Dataset rows describing interfaces:
---*---
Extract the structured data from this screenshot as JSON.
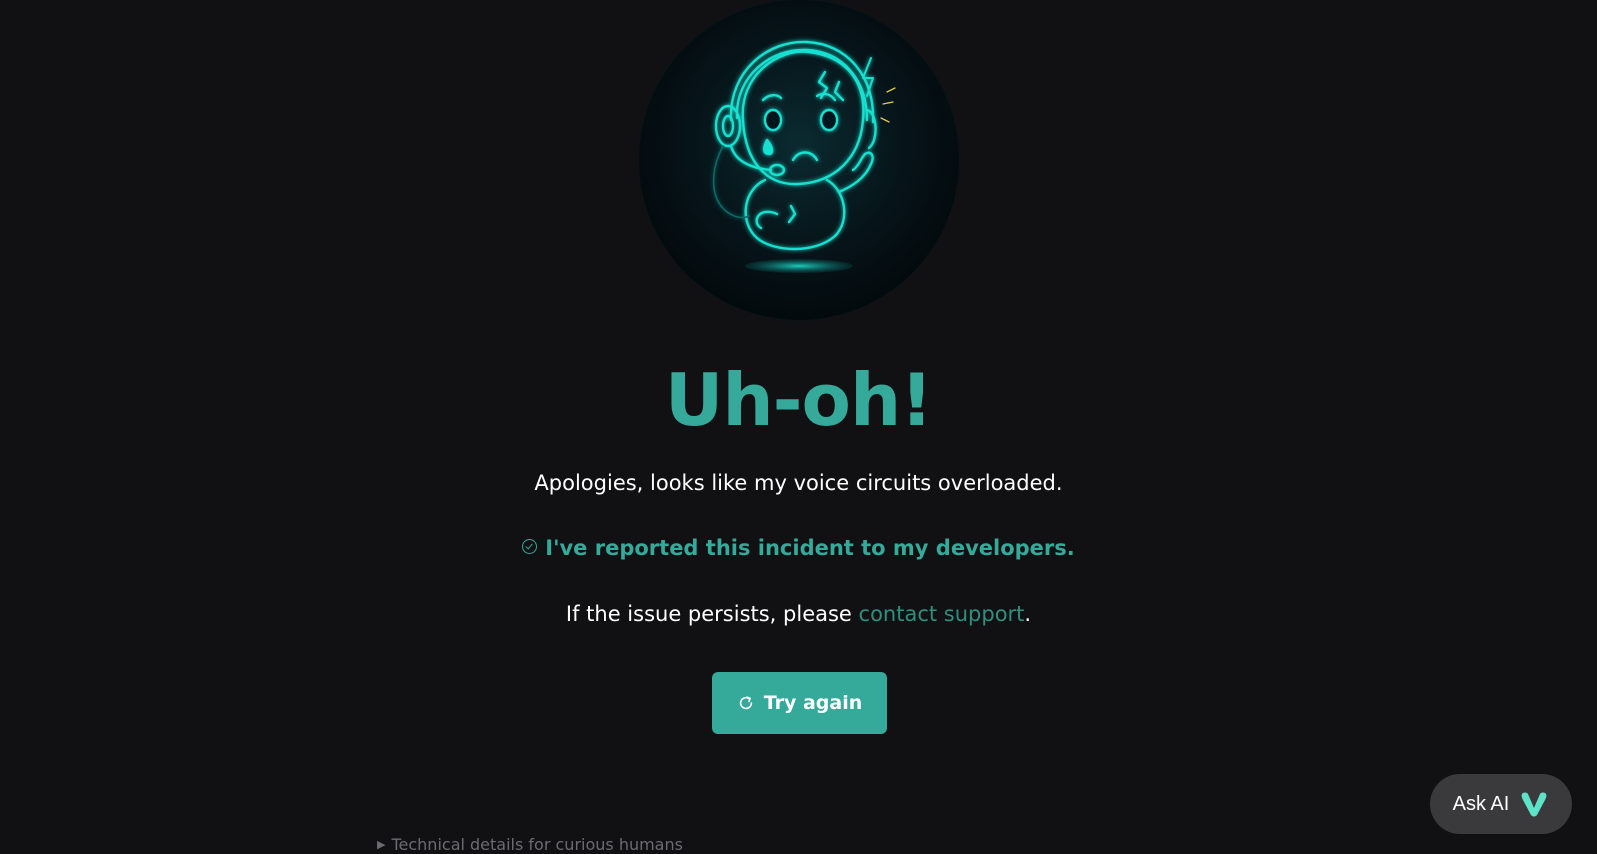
{
  "error": {
    "title": "Uh-oh!",
    "subtitle": "Apologies, looks like my voice circuits overloaded.",
    "reported": "I've reported this incident to my developers.",
    "persist_prefix": "If the issue persists, please ",
    "persist_link": "contact support",
    "persist_suffix": ".",
    "try_again_label": "Try again",
    "details_label": "Technical details for curious humans",
    "details_arrow": "▶"
  },
  "assistant": {
    "ask_ai_label": "Ask AI"
  },
  "colors": {
    "background": "#111113",
    "accent": "#35a99a",
    "link": "#2e8f7e",
    "mascot_glow": "#19e0d0",
    "ask_ai_bg": "#3a3a3c",
    "ask_ai_logo": "#5ee3c8"
  },
  "icons": {
    "mascot": "sad-robot-headset-illustration",
    "reported": "check-circle-icon",
    "try_again": "refresh-icon",
    "ask_ai_logo": "v-logo-icon",
    "details": "triangle-right-icon"
  }
}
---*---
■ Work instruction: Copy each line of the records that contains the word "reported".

■ Solution to the exercise:
    "reported": "I've reported this incident to my developers.",
    "reported": "check-circle-icon",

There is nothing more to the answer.